**** Material for the task

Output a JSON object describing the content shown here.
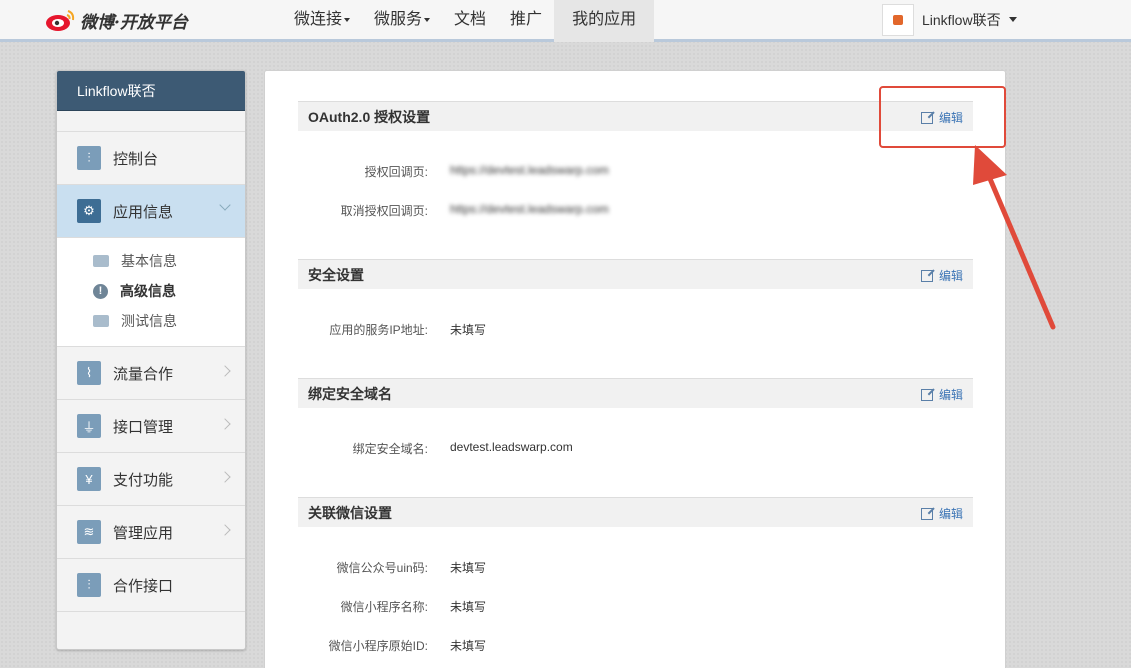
{
  "topbar": {
    "logo_text": "微博·开放平台",
    "nav": [
      {
        "label": "微连接",
        "caret": true
      },
      {
        "label": "微服务",
        "caret": true
      },
      {
        "label": "文档",
        "caret": false
      },
      {
        "label": "推广",
        "caret": false
      },
      {
        "label": "我的应用",
        "caret": false,
        "active": true
      }
    ],
    "user_name": "Linkflow联否"
  },
  "sidebar": {
    "title": "Linkflow联否",
    "items": [
      {
        "label": "控制台",
        "icon": "sliders-icon"
      },
      {
        "label": "应用信息",
        "icon": "gear-icon",
        "active": true
      },
      {
        "label": "流量合作",
        "icon": "chart-icon"
      },
      {
        "label": "接口管理",
        "icon": "plug-icon"
      },
      {
        "label": "支付功能",
        "icon": "yen-icon"
      },
      {
        "label": "管理应用",
        "icon": "layers-icon"
      },
      {
        "label": "合作接口",
        "icon": "sliders-icon"
      }
    ],
    "sub_items": [
      {
        "label": "基本信息",
        "icon": "card-icon"
      },
      {
        "label": "高级信息",
        "icon": "info-icon"
      },
      {
        "label": "测试信息",
        "icon": "id-card-icon"
      }
    ]
  },
  "sections": [
    {
      "title": "OAuth2.0 授权设置",
      "edit_label": "编辑",
      "rows": [
        {
          "label": "授权回调页:",
          "value": "https://devtest.leadswarp.com"
        },
        {
          "label": "取消授权回调页:",
          "value": "https://devtest.leadswarp.com"
        }
      ]
    },
    {
      "title": "安全设置",
      "edit_label": "编辑",
      "rows": [
        {
          "label": "应用的服务IP地址:",
          "value": "未填写"
        }
      ]
    },
    {
      "title": "绑定安全域名",
      "edit_label": "编辑",
      "rows": [
        {
          "label": "绑定安全域名:",
          "value": "devtest.leadswarp.com"
        }
      ]
    },
    {
      "title": "关联微信设置",
      "edit_label": "编辑",
      "rows": [
        {
          "label": "微信公众号uin码:",
          "value": "未填写"
        },
        {
          "label": "微信小程序名称:",
          "value": "未填写"
        },
        {
          "label": "微信小程序原始ID:",
          "value": "未填写"
        }
      ]
    }
  ],
  "colors": {
    "sidebar_header": "#3d5a74",
    "active_item": "#c9dff0",
    "link": "#3b74b5",
    "annotation": "#e04a3a"
  }
}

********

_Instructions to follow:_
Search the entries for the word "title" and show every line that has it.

_Task answer:_
    "title": "Linkflow联否",
      "title": "OAuth2.0 授权设置",
      "title": "安全设置",
      "title": "绑定安全域名",
      "title": "关联微信设置",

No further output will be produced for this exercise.